»»
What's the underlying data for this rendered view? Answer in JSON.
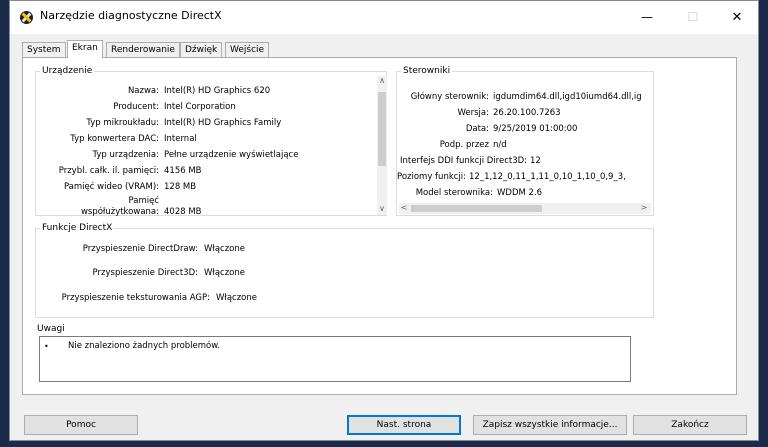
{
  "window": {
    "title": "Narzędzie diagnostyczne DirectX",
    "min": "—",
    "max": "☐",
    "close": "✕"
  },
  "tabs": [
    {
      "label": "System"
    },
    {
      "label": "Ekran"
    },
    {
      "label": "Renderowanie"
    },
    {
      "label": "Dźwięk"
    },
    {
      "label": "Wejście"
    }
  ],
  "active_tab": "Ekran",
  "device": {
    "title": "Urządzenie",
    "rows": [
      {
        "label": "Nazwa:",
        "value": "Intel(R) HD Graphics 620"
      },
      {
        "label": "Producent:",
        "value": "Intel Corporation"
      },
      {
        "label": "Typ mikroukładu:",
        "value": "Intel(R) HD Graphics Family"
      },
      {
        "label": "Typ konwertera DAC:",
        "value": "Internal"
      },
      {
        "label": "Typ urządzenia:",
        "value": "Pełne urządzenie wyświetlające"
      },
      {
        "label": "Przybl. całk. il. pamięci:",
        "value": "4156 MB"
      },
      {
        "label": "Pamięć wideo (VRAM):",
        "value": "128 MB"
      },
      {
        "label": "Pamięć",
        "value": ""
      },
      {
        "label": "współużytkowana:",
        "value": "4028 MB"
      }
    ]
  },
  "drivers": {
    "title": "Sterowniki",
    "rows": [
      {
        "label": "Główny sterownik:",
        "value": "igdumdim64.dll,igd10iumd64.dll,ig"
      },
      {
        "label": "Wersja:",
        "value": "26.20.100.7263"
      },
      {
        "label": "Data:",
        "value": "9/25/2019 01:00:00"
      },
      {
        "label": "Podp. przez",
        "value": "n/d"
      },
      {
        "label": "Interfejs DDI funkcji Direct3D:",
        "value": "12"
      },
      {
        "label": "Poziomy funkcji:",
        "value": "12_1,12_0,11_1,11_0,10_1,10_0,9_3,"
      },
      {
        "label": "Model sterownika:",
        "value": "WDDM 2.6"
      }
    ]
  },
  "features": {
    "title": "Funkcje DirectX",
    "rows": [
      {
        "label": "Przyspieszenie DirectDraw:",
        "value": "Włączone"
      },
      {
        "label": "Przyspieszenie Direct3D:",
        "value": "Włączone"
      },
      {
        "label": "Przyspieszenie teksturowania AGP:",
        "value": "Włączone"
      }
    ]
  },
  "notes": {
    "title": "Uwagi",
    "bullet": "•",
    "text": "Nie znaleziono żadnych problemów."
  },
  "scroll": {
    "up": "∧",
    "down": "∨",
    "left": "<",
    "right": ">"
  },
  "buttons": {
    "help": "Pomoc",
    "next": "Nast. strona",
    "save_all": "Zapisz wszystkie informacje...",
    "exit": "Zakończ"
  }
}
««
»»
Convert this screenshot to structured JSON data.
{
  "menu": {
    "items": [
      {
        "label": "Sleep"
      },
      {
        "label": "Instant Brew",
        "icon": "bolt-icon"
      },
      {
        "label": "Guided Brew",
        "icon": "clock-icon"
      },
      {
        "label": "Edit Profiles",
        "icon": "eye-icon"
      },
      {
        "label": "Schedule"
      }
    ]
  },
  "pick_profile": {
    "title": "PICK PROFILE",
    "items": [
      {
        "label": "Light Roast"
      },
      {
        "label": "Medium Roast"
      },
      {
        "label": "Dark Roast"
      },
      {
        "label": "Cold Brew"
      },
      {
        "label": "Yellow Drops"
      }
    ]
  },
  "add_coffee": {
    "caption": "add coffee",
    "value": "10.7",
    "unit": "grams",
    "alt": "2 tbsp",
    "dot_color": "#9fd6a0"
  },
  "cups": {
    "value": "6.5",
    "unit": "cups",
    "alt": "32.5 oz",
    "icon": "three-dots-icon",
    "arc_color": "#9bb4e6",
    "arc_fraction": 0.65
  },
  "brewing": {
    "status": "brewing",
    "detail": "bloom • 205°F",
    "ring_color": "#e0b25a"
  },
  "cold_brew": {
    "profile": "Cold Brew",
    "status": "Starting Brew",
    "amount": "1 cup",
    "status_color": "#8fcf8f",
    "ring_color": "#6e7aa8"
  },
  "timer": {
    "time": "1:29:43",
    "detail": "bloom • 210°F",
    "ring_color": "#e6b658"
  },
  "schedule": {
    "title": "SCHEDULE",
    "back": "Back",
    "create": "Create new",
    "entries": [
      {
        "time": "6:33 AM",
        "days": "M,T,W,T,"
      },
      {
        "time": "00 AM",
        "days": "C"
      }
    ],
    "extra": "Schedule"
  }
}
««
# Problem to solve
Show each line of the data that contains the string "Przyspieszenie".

# Finished task
        "label": "Przyspieszenie DirectDraw:",
        "label": "Przyspieszenie Direct3D:",
        "label": "Przyspieszenie teksturowania AGP:",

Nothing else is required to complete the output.